But before the day was out, Sen. Ben Nelson, D-Neb., told TPM's Brian Beutler that he would filibuster a Senate bill that didn't contain language similar to that in the Stupak amendment -- meaning he would prevent the health care bill from seeing a final vote. (Rachel Maddow reported that, like Stupak and Pitts, Nelson is associated with The Family.)
DeLauro and Edwards agree that for a final bill to pass muster with the majority in the Democratic Caucus, the Stupak language will need to be ditched.
"You know, I don't like to make threats," Edwards said. However, she added, "I would not be able to support a final bill that has this onerous kind of provision in it and that says to women, we're going to reach into your wallet and into your handbag and tell you what you can do with your own money."
"Look," DeLauro said, "I've always approached these things in an affirmative, in a positive way. What we do is to try to achieve the same goals as we move forward ..." Those goals, she says, include peeling back the Stupak language to not exceed standard of current law prohibiting the public funding of abortion. "We move to achieve those goals in long run. And I'm gonna -- that is where I'm gonna spend my time and my energy over the next several weeks."

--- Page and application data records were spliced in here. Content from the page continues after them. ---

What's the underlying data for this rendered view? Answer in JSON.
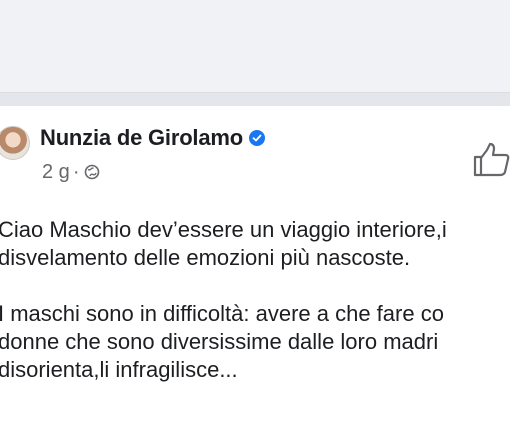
{
  "post": {
    "author": "Nunzia de Girolamo",
    "time": "2 g",
    "separator": "·",
    "paragraphs": [
      [
        "Ciao Maschio dev’essere un viaggio interiore,i",
        "disvelamento delle emozioni più nascoste."
      ],
      [
        "I maschi sono in difficoltà: avere a che fare co",
        "donne che sono diversissime dalle loro madri",
        "disorienta,li infragilisce..."
      ]
    ]
  },
  "icons": {
    "avatar": "profile-photo",
    "verified": "verified-badge-icon",
    "audience": "globe-icon",
    "like": "thumbs-up-icon"
  },
  "colors": {
    "verified": "#1877f2",
    "meta_text": "#65676b",
    "body_text": "#1c1e21"
  }
}
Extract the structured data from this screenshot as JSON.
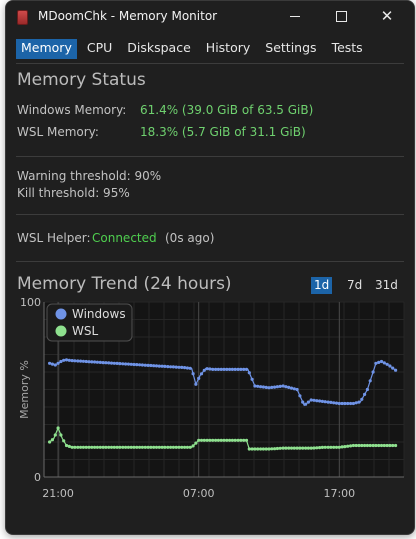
{
  "window": {
    "title": "MDoomChk - Memory Monitor"
  },
  "tabs": [
    {
      "label": "Memory",
      "active": true
    },
    {
      "label": "CPU",
      "active": false
    },
    {
      "label": "Diskspace",
      "active": false
    },
    {
      "label": "History",
      "active": false
    },
    {
      "label": "Settings",
      "active": false
    },
    {
      "label": "Tests",
      "active": false
    }
  ],
  "status": {
    "title": "Memory Status",
    "windows_label": "Windows Memory:",
    "windows_value": "61.4% (39.0 GiB of 63.5 GiB)",
    "wsl_label": "WSL Memory:",
    "wsl_value": "18.3% (5.7 GiB of 31.1 GiB)",
    "warning": "Warning threshold: 90%",
    "kill": "Kill threshold: 95%",
    "helper_label": "WSL Helper:",
    "helper_status": "Connected",
    "helper_age": "(0s ago)"
  },
  "trend": {
    "title": "Memory Trend (24 hours)",
    "ranges": [
      {
        "label": "1d",
        "active": true
      },
      {
        "label": "7d",
        "active": false
      },
      {
        "label": "31d",
        "active": false
      }
    ]
  },
  "colors": {
    "accent": "#1c64a8",
    "ok_green": "#6fd16f",
    "wsl_series": "#8ee08e",
    "windows_series": "#6f93e6"
  },
  "chart_data": {
    "type": "line",
    "title": "",
    "xlabel": "",
    "ylabel": "Memory %",
    "ylim": [
      0,
      100
    ],
    "yticks": [
      "0",
      "100"
    ],
    "xticks": [
      "21:00",
      "07:00",
      "17:00"
    ],
    "xtick_hours": [
      0,
      10,
      20
    ],
    "legend_placement": "top-left",
    "grid": true,
    "series": [
      {
        "name": "WSL",
        "color": "#8ee08e",
        "points": [
          [
            -0.6,
            20
          ],
          [
            -0.3,
            22
          ],
          [
            0,
            28
          ],
          [
            0.3,
            22
          ],
          [
            0.6,
            18
          ],
          [
            1,
            17
          ],
          [
            2,
            17
          ],
          [
            3,
            17
          ],
          [
            4,
            17
          ],
          [
            5,
            17
          ],
          [
            6,
            17
          ],
          [
            7,
            17
          ],
          [
            8,
            17
          ],
          [
            9,
            17
          ],
          [
            9.5,
            17
          ],
          [
            10,
            21
          ],
          [
            11,
            21
          ],
          [
            12,
            21
          ],
          [
            13,
            21
          ],
          [
            13.4,
            21
          ],
          [
            13.6,
            16
          ],
          [
            14,
            16
          ],
          [
            15,
            16
          ],
          [
            16,
            16.5
          ],
          [
            17,
            16.5
          ],
          [
            18,
            16.5
          ],
          [
            19,
            17
          ],
          [
            20,
            17
          ],
          [
            21,
            18
          ],
          [
            22,
            18
          ],
          [
            23,
            18
          ],
          [
            24,
            18
          ]
        ]
      },
      {
        "name": "Windows",
        "color": "#6f93e6",
        "points": [
          [
            -0.6,
            65
          ],
          [
            -0.2,
            64
          ],
          [
            0.2,
            66
          ],
          [
            0.5,
            67
          ],
          [
            1,
            66.5
          ],
          [
            2,
            66
          ],
          [
            3,
            65.5
          ],
          [
            4,
            65
          ],
          [
            5,
            64.5
          ],
          [
            6,
            64
          ],
          [
            7,
            63.5
          ],
          [
            8,
            63
          ],
          [
            9,
            62.5
          ],
          [
            9.5,
            62
          ],
          [
            9.8,
            53
          ],
          [
            10.1,
            58
          ],
          [
            10.5,
            62
          ],
          [
            11,
            61.5
          ],
          [
            12,
            61.5
          ],
          [
            13,
            61.5
          ],
          [
            13.5,
            61.5
          ],
          [
            14,
            52
          ],
          [
            15,
            51
          ],
          [
            16,
            52
          ],
          [
            17,
            50
          ],
          [
            17.5,
            41
          ],
          [
            18,
            44
          ],
          [
            19,
            43
          ],
          [
            20,
            42
          ],
          [
            21,
            42
          ],
          [
            21.5,
            43
          ],
          [
            22,
            50
          ],
          [
            22.6,
            65
          ],
          [
            23,
            66
          ],
          [
            23.5,
            64
          ],
          [
            24,
            61
          ]
        ]
      }
    ]
  }
}
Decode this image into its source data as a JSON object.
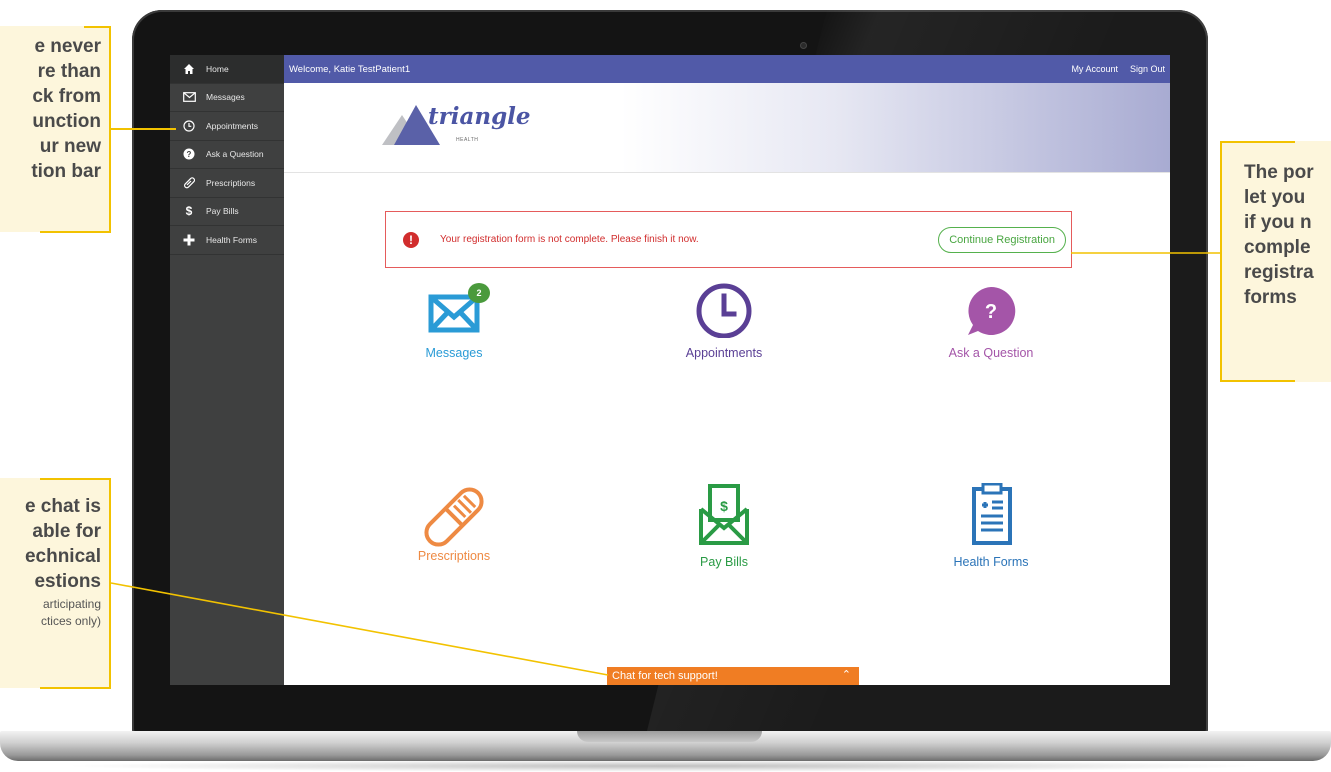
{
  "sidebar": {
    "items": [
      {
        "label": "Home",
        "icon": "home-icon"
      },
      {
        "label": "Messages",
        "icon": "envelope-icon"
      },
      {
        "label": "Appointments",
        "icon": "clock-icon"
      },
      {
        "label": "Ask a Question",
        "icon": "question-icon"
      },
      {
        "label": "Prescriptions",
        "icon": "pill-icon"
      },
      {
        "label": "Pay Bills",
        "icon": "dollar-icon"
      },
      {
        "label": "Health Forms",
        "icon": "plus-icon"
      }
    ]
  },
  "header": {
    "welcome": "Welcome, Katie TestPatient1",
    "my_account": "My Account",
    "sign_out": "Sign Out"
  },
  "brand": {
    "logo_text": "triangle",
    "logo_sub": "HEALTH"
  },
  "alert": {
    "message": "Your registration form is not complete. Please finish it now.",
    "button": "Continue Registration"
  },
  "tiles": {
    "messages": {
      "label": "Messages",
      "badge": "2",
      "color": "#2a9bd6"
    },
    "appointments": {
      "label": "Appointments",
      "color": "#5a3f95"
    },
    "ask": {
      "label": "Ask a Question",
      "color": "#a455a8"
    },
    "prescriptions": {
      "label": "Prescriptions",
      "color": "#ee8a43"
    },
    "pay_bills": {
      "label": "Pay Bills",
      "color": "#2a9b45"
    },
    "health_forms": {
      "label": "Health Forms",
      "color": "#2b74b8"
    }
  },
  "chat": {
    "label": "Chat for tech support!"
  },
  "callouts": {
    "left_top": [
      "e never",
      "re than",
      "ck from",
      "unction",
      "ur new",
      "tion bar"
    ],
    "left_bottom": [
      "e chat is",
      "able for",
      "echnical",
      "estions"
    ],
    "left_bottom_sub": [
      "articipating",
      "ctices only)"
    ],
    "right": [
      "The por",
      "let you",
      "if you n",
      "comple",
      "registra",
      "forms"
    ]
  },
  "colors": {
    "topbar": "#515aa8",
    "sidebar": "#3f4040",
    "accent_orange": "#f07d23",
    "callout_line": "#f2c200"
  }
}
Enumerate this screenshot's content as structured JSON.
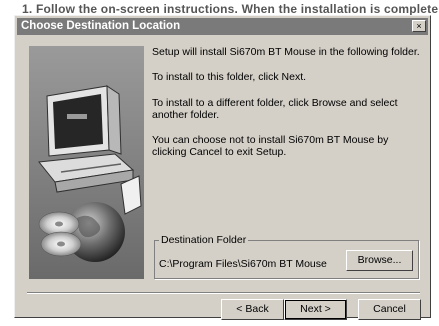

"This is a wake-up call," Michelman said of the Stupak amendment, "and Democrats have to look themselves square in the eye here and say, is our power and our majority more important than protecting and defending women's rights and protecting their health? And you can't trade off here. This is not acceptable."
Michelman did see one silver lining, though.